In my work with clients like LinkedIn and SAP, I’ve discovered the three components absolutely necessary for developing this essential unit–no matter where the organization is, its size or function.

If your team lacks these three things, you’ll be hard-pressed to achieve the results you want.

1. Open communication.

Communication is vital to any relationship, and a cohesive team is, really, a network of close relationships. Research from MIT shows that 40 percent of creative teams’ productivity is directly explained by the amount of communication they have with others.

So, regular open and honest communication at all levels is a must. Give frequent and specific updates to all members, so no one is left out of the loop.

You must educate your team members on what other parts of the unit are doing and are responsible for to ensure their work is supporting other functions. Make everyone feel included, and the floor should be open for anyone to contribute to discussions at any point. Boundaries and territories don’t exist in successful teams.

Also, address any conflict immediately. An exercise one of my clients uses with her partners includes a “conflict circle” held at the beginning of every team meeting so the team can discuss issues before they bubble up into crises.

2. Shared goals.

All high-performing teams know what they’re working for. Goals are outlined and clearly defined ahead of time. Questions high-performance teams answer before pursuing a project include–what are the objectives? How do they align with the organization’s mission or strategy? And, what is the team’s vision?

One study by Accenture found that high performing teams that are aligned with business strategy will achieve superior results in key business performance drivers.

3. Defined roles.

One of the reasons why there is such low engagement in the workforce (just 32 percent in American according to Gallup) is because people don’t feel like their jobs or roles have a purpose. Defining how one’s part is integral to achieving the shared goals negates this.

So, along with defining the goals, you must work with the team to define everyone’s function. People feel pride and ownership when they have real responsibility.

When outlining professional roles, it’s also important to understand personality types. By this, I mean, everyone brings a different perspective to the table. It’s important to honor and respect these different viewpoints and to use them to the team’s benefit.

Does someone always see the silver lining? Is someone typically a worst case scenario person? Does someone like to talk through solutions while another needs quiet time to digest and problem-solve?

Understand these personality traits and be sure to allow these team members to share their perspectives in their preferred way so you can get a clear picture of what may be happening on the project–and within the team.
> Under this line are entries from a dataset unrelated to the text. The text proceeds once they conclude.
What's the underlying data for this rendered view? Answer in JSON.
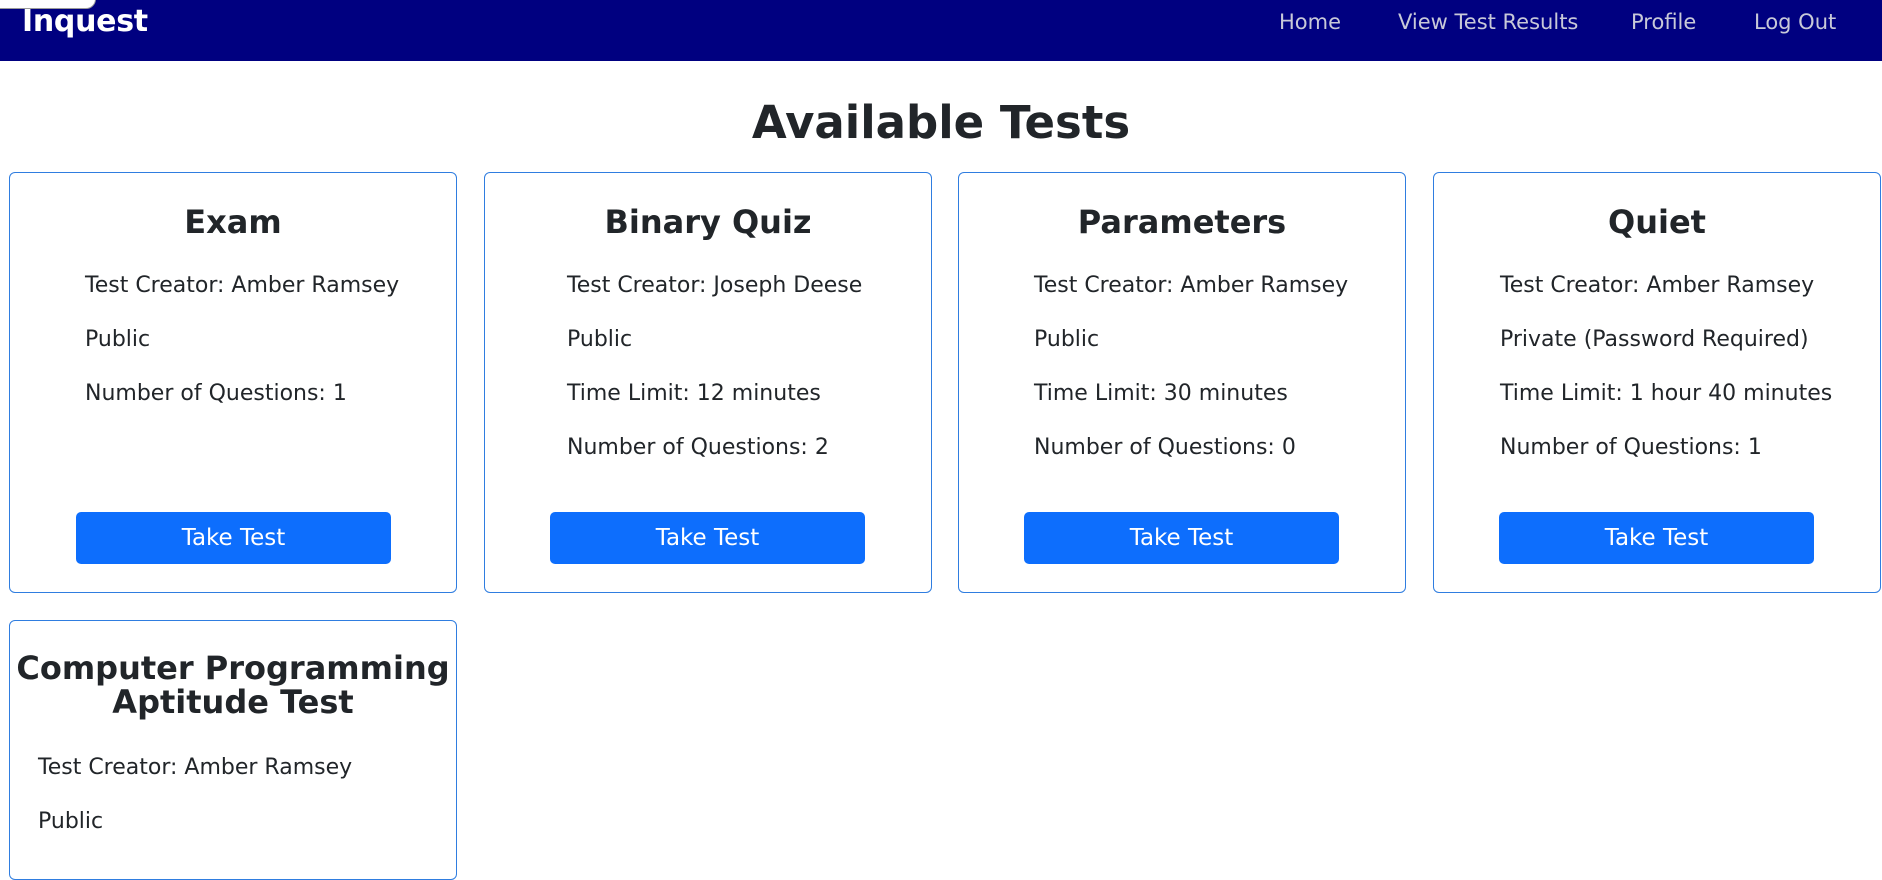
{
  "navbar": {
    "brand": "Inquest",
    "links": [
      "Home",
      "View Test Results",
      "Profile",
      "Log Out"
    ],
    "background": "#000080"
  },
  "page": {
    "title": "Available Tests"
  },
  "cards": [
    {
      "title": "Exam",
      "lines": [
        "Test Creator: Amber Ramsey",
        "Public",
        "Number of Questions: 1"
      ],
      "button": "Take Test"
    },
    {
      "title": "Binary Quiz",
      "lines": [
        "Test Creator: Joseph Deese",
        "Public",
        "Time Limit: 12 minutes",
        "Number of Questions: 2"
      ],
      "button": "Take Test"
    },
    {
      "title": "Parameters",
      "lines": [
        "Test Creator: Amber Ramsey",
        "Public",
        "Time Limit: 30 minutes",
        "Number of Questions: 0"
      ],
      "button": "Take Test"
    },
    {
      "title": "Quiet",
      "lines": [
        "Test Creator: Amber Ramsey",
        "Private (Password Required)",
        "Time Limit: 1 hour 40 minutes",
        "Number of Questions: 1"
      ],
      "button": "Take Test"
    },
    {
      "title_line1": "Computer Programming",
      "title_line2": "Aptitude Test",
      "lines": [
        "Test Creator: Amber Ramsey",
        "Public"
      ]
    }
  ],
  "colors": {
    "accent": "#0d6efd",
    "card_border": "#2f7de0"
  }
}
Leading a team can have its challenges, but, if you have these three things, you’ll be able to head off issues quickly and continue on your path to success–and real results. And, if you need help with your team? Contact me.

 

A version of this post was first published on Inc.

Photo: David Nichols, CC 2.0